The balance of this article will provide essential information on what can be reported through PAGA, the legal incentives for employees to report violations, and the procedure employees must follow in order to file a PAGA claim.
What Constitutes a Valid PAGA Claim?
PAGA claims can be filed on your own behalf or on behalf of your colleagues. (California Labor Code § 2699a). Filing a PAGA claim does not require you to assert that you or your peers suffered injury due to a violation, and it does not require you to assert that the violation was knowing and intentional (Lopez v. Friant & Associates 15 Cal. App. 5th 773). The mere fact that a violation occurred is sufficient. PAGA classifies violations into three distinct categories: serious labor code violations, health and safety violations, and other labor code violations.
What Do Employees Gain by Filing a PAGA Claim?

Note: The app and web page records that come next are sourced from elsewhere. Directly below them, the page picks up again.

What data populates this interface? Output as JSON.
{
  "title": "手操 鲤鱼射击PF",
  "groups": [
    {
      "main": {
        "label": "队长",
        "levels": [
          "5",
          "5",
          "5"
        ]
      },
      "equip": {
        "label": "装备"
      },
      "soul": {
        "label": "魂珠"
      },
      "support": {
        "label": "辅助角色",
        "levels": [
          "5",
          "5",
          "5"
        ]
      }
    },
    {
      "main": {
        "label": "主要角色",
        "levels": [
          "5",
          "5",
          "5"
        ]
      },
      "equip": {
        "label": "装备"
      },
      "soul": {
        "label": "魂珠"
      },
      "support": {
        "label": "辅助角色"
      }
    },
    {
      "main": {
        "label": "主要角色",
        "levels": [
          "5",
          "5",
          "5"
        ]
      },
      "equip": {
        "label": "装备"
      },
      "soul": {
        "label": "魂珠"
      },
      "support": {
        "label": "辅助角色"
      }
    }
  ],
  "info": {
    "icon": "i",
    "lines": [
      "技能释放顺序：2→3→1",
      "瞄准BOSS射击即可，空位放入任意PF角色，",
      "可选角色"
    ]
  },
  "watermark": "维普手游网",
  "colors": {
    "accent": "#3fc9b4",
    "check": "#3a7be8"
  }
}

Because employees who file PAGA claims are technically acting on behalf of the LWDA, money won from a PAGA claim is split between the employee and the LWDA. The standard award in a PAGA claim is $100 for the first pay period in which a violation occurred, and an additional $200 for each subsequent pay period in which the violation continued. Attorney fees are also recoverable by any employee who wins a PAGA suit alleging the wage and hour violations that are encompassed within such a claim. (California Labor Code § 2699g).
How Can I File a PAGA Claim?
PAGA claims must be filed online, with a copy of the claim sent via certified mail to the employer. As to certain violations, you must first serve a cure notice on both your employer and the LWDA. Your employer has 33 days from the date of the cure notice and must provide written notice that the violation has been properly remedied. Assuming the 33 day cure period has expired and LWDA has not advised the claimant that it intends to pursue the violation, you may proceed to pursue a PAGA claim.
Get Help Today
PAGA claims can be both technical and very confusing to employees. It is therefore highly recommended that employees seek the advice and guidance of an experienced employment law attorney. Feel free to contact the Perrin Law Group today for your free legal consultation if you have any further questions about PAGA claims and/or any other violations of employee rights such as discrimination, harassment or retaliation.